Wheaton Maryland USA Horizontal Dial 503
A 20 foot diameter horizontal dial in the middle of a brick patio. The gnomon, about 12 inches wide and 8 feet tall, is made of thin wood painted a verdant green and edged with molding. The dial face is a bed of flowers with hour lines of small plants, all immaculately kept by gardener and dial builder Roger Haynes. Around the circumference of the dial are Arabic number placards for each hour from 6am to 6pm. The flowers are changed seasonally for a gardener?s delight, and during the winter when the plants are dormant, the gnomon is removed and the area is used for a winter light show. John Carmichael explained the origin of the dial (July 2003): Roger Haynes is the head groundskeeper at Brookside and he came across my website somehow about two years ago and asked me to help him design a sundial for the gardens. We discussed all sorts of ideas, but settled on this untraditional yet traditional living plant design. The park was very short of funds, so Roger had to do a lot of lobbying to get it pushed through the powers that be. But I think he did a great job considering we did all our communicating via email and drawings. I can't wait to see how it will change as it grows and as they change the plants every season. Roger Hayes reports that this dial will be removed in November, 2009.
 
 
Colorado Springs Colorado USA Horizontal Dial 500

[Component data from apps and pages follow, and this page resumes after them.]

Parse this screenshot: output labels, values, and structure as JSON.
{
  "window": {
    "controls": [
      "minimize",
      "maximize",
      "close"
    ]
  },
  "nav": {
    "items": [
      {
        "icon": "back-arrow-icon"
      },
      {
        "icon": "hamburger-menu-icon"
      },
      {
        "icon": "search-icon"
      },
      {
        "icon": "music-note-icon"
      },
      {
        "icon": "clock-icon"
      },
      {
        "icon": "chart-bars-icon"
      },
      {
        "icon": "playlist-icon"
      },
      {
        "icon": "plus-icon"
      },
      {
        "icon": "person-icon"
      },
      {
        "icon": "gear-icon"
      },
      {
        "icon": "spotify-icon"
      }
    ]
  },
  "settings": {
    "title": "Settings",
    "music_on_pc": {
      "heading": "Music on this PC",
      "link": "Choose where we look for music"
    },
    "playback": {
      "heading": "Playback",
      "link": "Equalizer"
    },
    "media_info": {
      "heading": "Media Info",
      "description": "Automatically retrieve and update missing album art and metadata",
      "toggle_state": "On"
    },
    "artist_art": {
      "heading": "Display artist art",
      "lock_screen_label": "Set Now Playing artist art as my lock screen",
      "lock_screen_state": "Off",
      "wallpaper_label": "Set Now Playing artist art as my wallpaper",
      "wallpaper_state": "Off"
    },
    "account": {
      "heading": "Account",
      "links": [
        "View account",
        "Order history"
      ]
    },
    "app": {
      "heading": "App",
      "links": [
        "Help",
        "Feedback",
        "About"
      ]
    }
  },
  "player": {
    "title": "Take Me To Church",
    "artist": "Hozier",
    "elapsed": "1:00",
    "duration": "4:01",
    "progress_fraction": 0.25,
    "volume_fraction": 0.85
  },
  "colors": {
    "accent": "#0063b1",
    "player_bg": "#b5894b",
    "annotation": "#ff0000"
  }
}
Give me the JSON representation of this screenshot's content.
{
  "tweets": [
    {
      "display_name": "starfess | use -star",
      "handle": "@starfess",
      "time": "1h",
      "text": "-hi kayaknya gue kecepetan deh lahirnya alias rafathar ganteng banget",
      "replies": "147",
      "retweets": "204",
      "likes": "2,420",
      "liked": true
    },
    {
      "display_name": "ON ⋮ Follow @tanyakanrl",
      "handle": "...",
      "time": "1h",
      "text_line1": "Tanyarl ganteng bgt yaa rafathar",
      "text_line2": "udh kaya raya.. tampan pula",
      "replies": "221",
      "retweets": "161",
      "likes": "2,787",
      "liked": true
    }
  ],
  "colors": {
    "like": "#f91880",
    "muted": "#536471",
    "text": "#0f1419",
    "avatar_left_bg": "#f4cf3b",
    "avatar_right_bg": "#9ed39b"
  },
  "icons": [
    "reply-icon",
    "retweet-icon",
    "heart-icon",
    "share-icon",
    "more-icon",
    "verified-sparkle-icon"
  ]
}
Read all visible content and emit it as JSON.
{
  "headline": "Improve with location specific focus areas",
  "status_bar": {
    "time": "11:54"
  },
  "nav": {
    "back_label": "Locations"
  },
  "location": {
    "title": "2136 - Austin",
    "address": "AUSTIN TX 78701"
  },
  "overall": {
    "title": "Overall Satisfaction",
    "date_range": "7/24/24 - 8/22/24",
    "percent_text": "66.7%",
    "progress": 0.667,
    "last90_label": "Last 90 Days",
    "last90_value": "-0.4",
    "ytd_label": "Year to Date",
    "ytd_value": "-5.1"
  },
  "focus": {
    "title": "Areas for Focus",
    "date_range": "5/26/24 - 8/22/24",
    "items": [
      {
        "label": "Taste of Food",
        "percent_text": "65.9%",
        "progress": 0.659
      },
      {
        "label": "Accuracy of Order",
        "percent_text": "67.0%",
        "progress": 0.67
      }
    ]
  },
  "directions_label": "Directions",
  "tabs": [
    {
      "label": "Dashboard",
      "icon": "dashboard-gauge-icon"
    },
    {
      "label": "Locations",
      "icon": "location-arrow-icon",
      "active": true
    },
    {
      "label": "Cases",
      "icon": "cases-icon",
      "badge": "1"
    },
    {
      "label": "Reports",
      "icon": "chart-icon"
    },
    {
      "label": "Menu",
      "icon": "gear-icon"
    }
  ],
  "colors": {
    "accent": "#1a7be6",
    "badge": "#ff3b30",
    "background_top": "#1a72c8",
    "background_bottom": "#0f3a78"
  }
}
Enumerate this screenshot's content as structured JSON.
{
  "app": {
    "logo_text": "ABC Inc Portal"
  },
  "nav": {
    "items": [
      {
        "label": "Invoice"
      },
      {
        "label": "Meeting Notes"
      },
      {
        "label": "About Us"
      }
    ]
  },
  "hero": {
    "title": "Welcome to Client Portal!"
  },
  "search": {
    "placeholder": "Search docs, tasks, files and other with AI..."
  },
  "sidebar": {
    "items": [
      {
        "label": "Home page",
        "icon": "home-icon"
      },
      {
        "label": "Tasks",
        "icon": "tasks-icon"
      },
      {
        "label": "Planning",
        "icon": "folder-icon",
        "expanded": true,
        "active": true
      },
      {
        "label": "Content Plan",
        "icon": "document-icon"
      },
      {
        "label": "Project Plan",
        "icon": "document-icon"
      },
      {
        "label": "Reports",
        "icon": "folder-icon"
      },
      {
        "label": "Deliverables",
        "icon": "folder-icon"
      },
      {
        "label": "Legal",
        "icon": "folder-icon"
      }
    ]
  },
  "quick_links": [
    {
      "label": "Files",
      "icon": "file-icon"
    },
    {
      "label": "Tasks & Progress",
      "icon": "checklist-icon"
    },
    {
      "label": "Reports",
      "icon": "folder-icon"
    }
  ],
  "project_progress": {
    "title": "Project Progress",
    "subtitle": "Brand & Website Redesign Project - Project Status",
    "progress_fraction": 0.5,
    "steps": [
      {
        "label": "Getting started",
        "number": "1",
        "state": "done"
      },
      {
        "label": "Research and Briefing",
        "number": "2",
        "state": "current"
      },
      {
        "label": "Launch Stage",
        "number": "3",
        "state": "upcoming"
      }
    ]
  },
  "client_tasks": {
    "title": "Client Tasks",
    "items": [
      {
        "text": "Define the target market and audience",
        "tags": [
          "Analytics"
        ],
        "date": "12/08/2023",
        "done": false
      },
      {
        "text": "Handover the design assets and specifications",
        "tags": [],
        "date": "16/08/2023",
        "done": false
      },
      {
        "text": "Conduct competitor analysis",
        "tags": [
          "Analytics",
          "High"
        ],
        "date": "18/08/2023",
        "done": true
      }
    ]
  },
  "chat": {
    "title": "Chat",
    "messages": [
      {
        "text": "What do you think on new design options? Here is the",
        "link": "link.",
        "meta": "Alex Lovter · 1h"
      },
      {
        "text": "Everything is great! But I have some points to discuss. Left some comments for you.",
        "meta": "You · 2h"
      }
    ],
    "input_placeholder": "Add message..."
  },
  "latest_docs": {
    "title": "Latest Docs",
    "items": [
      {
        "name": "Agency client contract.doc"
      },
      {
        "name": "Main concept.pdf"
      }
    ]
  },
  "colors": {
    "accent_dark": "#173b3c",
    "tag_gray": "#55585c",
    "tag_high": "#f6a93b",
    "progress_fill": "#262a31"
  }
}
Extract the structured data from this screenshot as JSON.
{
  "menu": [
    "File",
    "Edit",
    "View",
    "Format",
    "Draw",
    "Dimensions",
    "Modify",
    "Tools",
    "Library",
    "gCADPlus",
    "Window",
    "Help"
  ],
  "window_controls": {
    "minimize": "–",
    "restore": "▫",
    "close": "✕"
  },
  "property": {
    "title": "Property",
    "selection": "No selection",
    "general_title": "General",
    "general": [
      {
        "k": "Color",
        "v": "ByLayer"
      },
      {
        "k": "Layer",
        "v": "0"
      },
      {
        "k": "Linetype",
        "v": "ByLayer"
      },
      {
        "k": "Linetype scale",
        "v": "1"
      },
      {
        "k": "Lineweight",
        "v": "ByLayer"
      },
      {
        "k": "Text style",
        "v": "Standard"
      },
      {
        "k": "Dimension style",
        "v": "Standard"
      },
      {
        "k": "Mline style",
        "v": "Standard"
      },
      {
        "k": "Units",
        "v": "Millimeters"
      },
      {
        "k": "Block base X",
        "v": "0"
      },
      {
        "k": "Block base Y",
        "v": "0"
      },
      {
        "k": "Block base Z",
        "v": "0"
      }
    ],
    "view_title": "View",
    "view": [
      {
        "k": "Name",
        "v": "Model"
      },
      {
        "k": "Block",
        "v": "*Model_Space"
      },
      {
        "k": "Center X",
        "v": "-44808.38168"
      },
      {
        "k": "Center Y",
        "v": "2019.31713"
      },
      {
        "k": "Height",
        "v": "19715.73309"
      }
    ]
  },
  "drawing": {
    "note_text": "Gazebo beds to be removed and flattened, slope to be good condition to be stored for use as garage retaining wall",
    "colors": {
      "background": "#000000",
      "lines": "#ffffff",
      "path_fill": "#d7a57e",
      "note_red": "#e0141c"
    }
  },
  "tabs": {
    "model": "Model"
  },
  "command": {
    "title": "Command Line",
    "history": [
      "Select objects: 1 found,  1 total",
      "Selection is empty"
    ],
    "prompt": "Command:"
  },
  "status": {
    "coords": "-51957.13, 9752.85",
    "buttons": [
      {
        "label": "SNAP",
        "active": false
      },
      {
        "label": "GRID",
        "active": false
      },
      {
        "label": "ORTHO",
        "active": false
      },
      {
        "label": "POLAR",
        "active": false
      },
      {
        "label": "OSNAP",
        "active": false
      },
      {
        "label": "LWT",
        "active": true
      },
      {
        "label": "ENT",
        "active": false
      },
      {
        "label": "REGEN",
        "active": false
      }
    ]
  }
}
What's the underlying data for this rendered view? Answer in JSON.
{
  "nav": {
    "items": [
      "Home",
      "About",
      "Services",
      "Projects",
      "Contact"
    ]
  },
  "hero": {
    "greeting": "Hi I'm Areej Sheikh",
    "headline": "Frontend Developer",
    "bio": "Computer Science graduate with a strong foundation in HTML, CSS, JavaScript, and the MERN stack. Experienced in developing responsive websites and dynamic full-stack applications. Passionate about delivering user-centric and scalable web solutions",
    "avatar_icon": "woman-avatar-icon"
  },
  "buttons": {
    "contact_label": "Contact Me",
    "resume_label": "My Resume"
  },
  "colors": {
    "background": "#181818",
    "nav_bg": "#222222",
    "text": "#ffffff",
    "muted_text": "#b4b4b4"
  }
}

An old horizontal dial approx 60 cm diameter. From 1914-1967 was located at Marksheffel Garage, relocated to Monument Valley Park in 1967. The builder may have been van Briggle Pottery, but its history is more complex: The angles of the hour lines are consistent with a latitude of 43.9° (roughly) but the present location is 38.9°. A gnomon (probably not original) was cut for 34° lat, but has now been corrected. Likewise, the whole dial had to be rotated to true north, being off by some 47°. Hour lines have eroded, and those before 6am and after 6pm radiate from the wrong side of the gnomon. The city has spent a considerable amount of money cleaning up the area, removing the shrubs that blocked sunlight and building a nice brick wall with flowerbeds, so the area looks better, but the dial is worse than ever, with vandals bending the gnomon.